What to Do if You Get Fired for Whistleblowing

View_of_office_cubicle_looking_south_-_Skinner_Meat_Packing_Plant,_Main_Plant,_6006_South_Twenty-seventh_Street,_Omaha,_Douglas_County,_NE_HAER_NE-12-A-26.tifThe California Whistleblowers law prohibits employers, or someone associated with them and acting on their behalf, to retaliate against employees who report their employer’s unlawful activities. The retaliation can take many forms, such as:

  • Terminating the employee’s employment
  • Demoting the employee or denying the worker a deserved promotion, raise, or bonus
  • Unfairly disciplining an employee
  • Transferring the employee to a less favorable location, office, or department
  • Creating a hostile work environment where the employee is intimidated, harassed, maligned, or excluded from company events

Regardless of how the retaliation is issued, it is in violation of the law, and an employer that retaliates against an employee could face stiff penalties.

If you are an employee who has been the target of your employer’s retaliatory acts, you have legal recourse. The whistleblower law permits you to sue the employer in court, where if the employer is found to have violated the law, you could be awarded lost wages and punitive damages and the employer could be forced to rehire the worker.

Burden of Proof

Section 1102.6 of the statute provides that in a civil action alleging retaliation, as the employee, you have to present a preponderance of evidence that his or her engaging in protected conduct was a factor in the decision to retaliate against you.

Protected conduct is defined as including:

  • Disclosing information to a government agency or law enforcement agency
  • Disclosing information to a person with authority over the employee
  • Disclosing information to another employee who has authority to investigate, discover, or correct the violation or noncompliance
  • Providing information to or testifying before a public tribunal or other body that conducts an investigation or a hearing
  • Filing a written or verbal complaint that he or she is owed unpaid wages
  • Refusing to participate in an activity that violates state or federal laws

Once you have met your burden of proof, the law shifts the greater burden to the employer, who must prove by “clear and convincing” evidence that the actions taken against you were for other, lawful reasons that would have resulted in termination, demotion, etc., even if you had not engaged in the protected activity.

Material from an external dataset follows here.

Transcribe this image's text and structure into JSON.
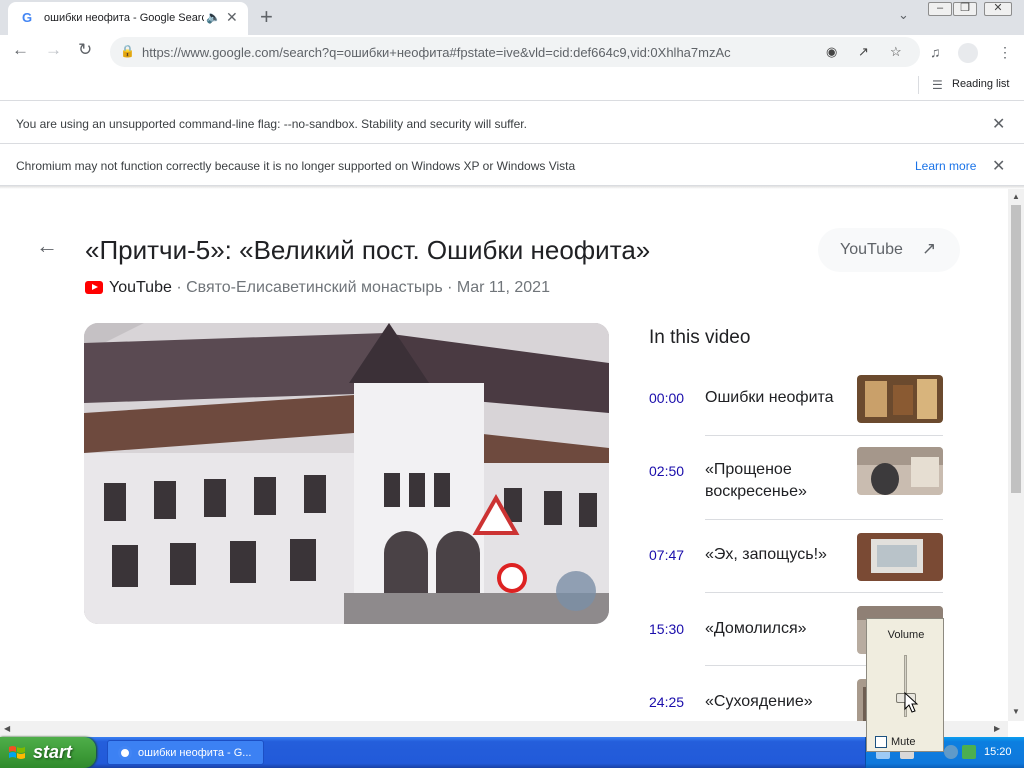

Evidence can be Direct or Inferred

The court can consider and weigh many factors in determining whether you were retaliated against or the employer had good cause to treat you as it did. Cause can be demonstrated by direct evidence or by an inference.

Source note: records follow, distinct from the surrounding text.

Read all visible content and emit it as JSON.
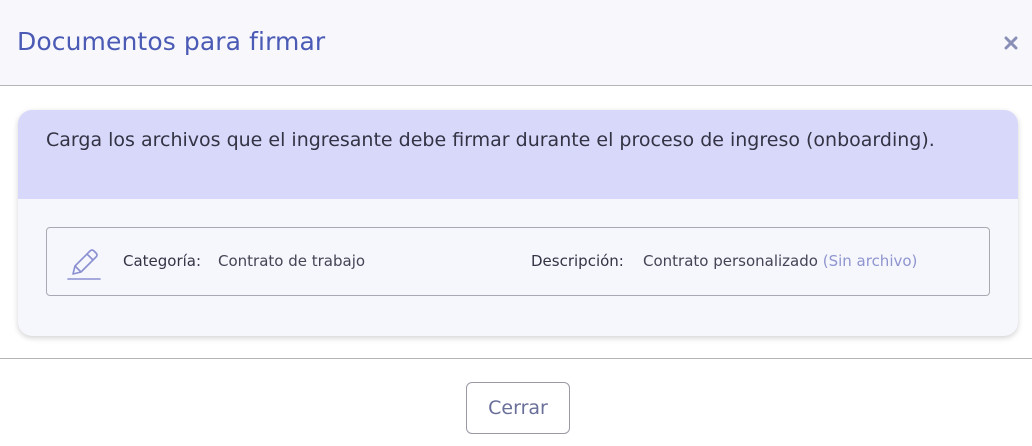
{
  "modal": {
    "title": "Documentos para firmar",
    "close_icon": "close-icon",
    "info_text": "Carga los archivos que el ingresante debe firmar durante el proceso de ingreso (onboarding).",
    "document": {
      "icon": "pencil-icon",
      "category_label": "Categoría:",
      "category_value": "Contrato de trabajo",
      "description_label": "Descripción:",
      "description_value": "Contrato personalizado",
      "file_status": "(Sin archivo)"
    },
    "footer": {
      "close_label": "Cerrar"
    }
  },
  "colors": {
    "title": "#4a5ab5",
    "banner": "#d8d8fb",
    "card": "#f6f6fd",
    "file_status": "#8f95cf"
  }
}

Examples of direct evidence include instances in which the employer openly expressed its intent to target you. The intent could be expressed in writing, in an interoffice memo. An employer engaged in illegal acts naturally takes steps to hide what he or she is doing, but the employer may nonetheless get sloppy and put things in writing or share thoughts with other employees that strongly indicate a bull’s-eye had been placed on your back.

Timing can imply the employer’s retaliatory intent. The employer’s animus toward you could be inferred from evidence that before your reported the illegal activity your performance reviews were very good, after your reported, your reviews were negative. You may have other examples of how treatment towards you changed for the worse once the employer began a campaign of harassment designed to get you resign. When the employer makes working conditions intolerable, and an employee feels forced to quit, courts have called the situation a constructive discharge and awarded employees full damages.

Qui Tam Lawsuit

The California False Claims Act provides that a whistleblower can bring a lawsuit against a person or entity that is believed to have violated the False Claims Act, which makes it unlawful to make or use a false statement to get money or property from the state or avoid paying money owed to the state. The whistleblower is referred to as the “qui tam plaintiff,” may possible be awarded 25% to 50% of the monies recovered, depending on how the case proceeds.

Whistleblowing on your employer’s misdeed is not an easy course to take, but it is not one you need to take alone. You deserve recognition and recompense for your public service. The lawyers at the Brod Law Firm can help you. Call 800-427-7020 today for a free consultation. We work with whistleblowers to ensure they are protected and recover for job loss and other damage they experience. We can do the same for you. We have offices in San Francisco, Oakland, and Santa Rosa (Sonoma).  

 

(Image courtesy of the Historic American Buildings Survey (HABS))